== Materials provided ==

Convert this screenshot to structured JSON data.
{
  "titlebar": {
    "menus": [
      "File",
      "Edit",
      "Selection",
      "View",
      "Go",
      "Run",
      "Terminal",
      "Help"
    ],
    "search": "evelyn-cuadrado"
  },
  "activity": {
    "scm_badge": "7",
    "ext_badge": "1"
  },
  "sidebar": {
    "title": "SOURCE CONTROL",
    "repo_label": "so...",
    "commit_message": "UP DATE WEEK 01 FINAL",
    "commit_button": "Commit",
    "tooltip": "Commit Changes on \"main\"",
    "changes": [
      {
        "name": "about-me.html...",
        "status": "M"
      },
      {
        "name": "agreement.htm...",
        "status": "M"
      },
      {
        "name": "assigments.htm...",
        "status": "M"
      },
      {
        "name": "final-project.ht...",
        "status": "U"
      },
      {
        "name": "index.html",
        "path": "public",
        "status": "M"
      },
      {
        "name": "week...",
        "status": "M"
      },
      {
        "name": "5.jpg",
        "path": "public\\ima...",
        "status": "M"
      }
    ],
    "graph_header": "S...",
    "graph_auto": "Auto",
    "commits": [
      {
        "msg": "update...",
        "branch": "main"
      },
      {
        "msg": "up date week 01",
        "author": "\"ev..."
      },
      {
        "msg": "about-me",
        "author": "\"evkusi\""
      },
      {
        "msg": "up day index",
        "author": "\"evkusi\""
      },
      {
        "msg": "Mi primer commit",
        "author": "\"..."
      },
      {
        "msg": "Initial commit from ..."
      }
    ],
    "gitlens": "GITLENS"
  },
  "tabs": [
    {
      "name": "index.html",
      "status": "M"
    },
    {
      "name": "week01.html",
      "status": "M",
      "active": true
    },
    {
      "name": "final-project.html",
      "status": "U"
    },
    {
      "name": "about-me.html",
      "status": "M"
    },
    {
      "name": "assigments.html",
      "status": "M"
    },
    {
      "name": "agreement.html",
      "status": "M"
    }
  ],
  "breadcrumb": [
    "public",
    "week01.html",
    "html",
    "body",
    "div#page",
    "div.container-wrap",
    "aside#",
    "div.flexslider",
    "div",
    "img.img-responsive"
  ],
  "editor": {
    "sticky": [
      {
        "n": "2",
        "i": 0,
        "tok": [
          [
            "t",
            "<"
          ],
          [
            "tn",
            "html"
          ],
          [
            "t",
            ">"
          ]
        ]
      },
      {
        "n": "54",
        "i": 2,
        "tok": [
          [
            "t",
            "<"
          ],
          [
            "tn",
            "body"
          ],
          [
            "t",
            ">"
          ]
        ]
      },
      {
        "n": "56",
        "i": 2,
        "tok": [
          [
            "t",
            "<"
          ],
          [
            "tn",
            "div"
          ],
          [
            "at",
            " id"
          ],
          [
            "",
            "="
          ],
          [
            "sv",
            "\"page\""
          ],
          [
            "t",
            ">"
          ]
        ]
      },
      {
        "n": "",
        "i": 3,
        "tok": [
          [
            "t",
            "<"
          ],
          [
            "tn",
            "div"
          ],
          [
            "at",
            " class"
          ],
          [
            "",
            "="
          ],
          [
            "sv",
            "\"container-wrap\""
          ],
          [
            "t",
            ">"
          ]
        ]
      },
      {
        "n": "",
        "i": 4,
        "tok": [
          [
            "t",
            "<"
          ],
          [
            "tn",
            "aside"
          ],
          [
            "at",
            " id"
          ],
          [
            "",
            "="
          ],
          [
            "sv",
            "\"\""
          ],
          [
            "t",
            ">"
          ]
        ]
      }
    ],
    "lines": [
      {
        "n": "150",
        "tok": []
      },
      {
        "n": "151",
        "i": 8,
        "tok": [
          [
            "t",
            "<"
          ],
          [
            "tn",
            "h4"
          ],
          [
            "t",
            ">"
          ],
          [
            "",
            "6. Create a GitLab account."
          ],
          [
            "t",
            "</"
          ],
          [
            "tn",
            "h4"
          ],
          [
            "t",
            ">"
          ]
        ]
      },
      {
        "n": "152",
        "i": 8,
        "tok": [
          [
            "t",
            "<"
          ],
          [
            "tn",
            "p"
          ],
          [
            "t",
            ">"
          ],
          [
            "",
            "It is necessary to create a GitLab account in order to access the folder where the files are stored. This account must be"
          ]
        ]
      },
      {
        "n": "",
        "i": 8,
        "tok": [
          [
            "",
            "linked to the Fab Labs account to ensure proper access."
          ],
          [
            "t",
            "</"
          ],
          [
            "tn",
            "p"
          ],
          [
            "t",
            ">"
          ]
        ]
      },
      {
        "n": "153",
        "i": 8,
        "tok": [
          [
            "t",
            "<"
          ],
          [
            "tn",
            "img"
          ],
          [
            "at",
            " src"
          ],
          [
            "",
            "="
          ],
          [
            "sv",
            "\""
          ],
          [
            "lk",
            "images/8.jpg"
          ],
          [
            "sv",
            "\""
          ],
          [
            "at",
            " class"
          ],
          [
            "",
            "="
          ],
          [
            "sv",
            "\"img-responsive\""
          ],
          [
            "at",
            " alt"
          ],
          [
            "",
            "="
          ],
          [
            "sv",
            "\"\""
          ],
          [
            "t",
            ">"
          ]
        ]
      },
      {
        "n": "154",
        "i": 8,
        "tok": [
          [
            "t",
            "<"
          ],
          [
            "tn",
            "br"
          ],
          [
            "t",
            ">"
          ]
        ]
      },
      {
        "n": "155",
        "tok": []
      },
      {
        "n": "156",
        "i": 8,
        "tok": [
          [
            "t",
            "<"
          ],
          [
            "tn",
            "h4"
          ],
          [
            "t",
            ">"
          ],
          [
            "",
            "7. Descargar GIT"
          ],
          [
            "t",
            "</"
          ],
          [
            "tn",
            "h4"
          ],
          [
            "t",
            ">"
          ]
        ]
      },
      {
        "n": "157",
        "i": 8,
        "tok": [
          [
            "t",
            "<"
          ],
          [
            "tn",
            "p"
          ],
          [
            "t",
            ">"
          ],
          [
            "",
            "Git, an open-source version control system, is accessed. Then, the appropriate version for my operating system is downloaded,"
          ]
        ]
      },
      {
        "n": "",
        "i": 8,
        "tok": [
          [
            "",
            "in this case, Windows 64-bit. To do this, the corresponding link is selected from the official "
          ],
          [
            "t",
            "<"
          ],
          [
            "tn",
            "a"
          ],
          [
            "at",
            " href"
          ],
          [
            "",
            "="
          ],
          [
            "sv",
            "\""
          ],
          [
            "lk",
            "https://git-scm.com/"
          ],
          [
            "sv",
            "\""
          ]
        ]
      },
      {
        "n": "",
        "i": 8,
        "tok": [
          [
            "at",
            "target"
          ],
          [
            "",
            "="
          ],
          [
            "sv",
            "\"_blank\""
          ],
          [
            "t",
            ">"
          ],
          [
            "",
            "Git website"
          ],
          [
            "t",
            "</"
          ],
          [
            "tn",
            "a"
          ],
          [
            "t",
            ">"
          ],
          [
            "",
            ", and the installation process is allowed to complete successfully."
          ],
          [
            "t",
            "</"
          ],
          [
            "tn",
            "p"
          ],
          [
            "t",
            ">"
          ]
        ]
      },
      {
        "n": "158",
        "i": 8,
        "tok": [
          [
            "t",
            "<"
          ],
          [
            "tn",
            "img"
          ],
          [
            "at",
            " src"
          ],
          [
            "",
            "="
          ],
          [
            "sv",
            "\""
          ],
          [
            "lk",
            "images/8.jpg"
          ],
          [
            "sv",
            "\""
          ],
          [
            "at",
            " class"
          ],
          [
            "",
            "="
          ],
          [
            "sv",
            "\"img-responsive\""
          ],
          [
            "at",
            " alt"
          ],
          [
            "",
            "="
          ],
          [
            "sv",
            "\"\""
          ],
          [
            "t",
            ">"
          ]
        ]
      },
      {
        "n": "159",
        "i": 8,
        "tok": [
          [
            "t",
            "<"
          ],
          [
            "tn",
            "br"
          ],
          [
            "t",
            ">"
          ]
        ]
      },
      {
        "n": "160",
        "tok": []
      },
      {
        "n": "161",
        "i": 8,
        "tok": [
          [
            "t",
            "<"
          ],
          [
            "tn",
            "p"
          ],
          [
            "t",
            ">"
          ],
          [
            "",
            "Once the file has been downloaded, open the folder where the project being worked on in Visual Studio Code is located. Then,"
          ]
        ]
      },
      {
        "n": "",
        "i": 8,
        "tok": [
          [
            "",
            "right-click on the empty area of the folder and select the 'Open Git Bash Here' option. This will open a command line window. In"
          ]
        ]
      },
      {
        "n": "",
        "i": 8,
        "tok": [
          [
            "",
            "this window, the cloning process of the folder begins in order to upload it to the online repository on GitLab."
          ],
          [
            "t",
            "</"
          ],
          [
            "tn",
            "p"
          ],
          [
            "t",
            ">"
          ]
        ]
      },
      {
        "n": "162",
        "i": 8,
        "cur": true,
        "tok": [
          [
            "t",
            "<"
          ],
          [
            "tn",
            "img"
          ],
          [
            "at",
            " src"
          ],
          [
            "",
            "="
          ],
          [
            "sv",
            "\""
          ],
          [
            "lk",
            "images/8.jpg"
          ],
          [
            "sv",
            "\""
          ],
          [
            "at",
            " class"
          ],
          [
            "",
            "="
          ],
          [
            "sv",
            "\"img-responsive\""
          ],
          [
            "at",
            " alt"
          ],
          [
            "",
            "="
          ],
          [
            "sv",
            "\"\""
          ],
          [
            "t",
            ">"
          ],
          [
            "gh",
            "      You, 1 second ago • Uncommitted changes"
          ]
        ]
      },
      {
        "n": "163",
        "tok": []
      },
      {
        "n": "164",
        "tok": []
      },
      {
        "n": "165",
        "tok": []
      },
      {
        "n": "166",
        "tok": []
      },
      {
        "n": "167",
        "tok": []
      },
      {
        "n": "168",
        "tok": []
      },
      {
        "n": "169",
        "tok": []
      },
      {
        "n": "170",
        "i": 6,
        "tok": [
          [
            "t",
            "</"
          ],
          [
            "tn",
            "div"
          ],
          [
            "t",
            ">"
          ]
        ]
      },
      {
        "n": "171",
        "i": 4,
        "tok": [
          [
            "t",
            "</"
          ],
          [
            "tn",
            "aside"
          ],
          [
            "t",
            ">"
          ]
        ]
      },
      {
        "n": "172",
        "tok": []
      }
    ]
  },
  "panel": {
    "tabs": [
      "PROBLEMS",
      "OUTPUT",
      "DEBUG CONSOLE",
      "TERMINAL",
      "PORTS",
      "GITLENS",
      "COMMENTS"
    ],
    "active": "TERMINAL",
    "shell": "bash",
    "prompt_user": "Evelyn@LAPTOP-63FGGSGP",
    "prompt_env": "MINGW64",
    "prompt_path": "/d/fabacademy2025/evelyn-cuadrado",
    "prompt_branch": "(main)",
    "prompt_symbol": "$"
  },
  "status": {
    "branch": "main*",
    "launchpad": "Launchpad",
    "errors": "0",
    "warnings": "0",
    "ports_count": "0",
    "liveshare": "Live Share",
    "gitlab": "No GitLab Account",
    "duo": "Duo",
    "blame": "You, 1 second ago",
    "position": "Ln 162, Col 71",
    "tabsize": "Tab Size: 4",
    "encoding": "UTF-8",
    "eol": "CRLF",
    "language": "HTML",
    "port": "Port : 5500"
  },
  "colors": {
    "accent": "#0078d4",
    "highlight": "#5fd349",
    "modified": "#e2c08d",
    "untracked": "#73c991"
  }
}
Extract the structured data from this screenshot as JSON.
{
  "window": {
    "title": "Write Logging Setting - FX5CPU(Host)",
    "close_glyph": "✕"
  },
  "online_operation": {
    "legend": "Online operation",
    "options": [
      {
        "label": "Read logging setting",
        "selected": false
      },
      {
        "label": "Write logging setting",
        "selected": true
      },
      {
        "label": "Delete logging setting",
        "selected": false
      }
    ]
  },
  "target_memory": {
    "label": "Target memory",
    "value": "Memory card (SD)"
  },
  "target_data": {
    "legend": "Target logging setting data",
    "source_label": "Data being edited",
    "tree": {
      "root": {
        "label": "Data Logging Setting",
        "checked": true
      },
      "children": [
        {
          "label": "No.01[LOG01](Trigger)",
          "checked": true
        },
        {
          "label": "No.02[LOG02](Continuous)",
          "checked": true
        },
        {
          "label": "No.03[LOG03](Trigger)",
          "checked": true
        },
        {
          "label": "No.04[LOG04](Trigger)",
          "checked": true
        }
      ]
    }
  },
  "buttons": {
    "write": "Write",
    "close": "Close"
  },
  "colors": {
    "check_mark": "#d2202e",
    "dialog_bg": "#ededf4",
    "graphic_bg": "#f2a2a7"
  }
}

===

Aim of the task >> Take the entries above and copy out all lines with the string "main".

Final answer >>
    "tooltip": "Commit Changes on \"main\"",
        "branch": "main"
    "prompt_branch": "(main)",
    "branch": "main*",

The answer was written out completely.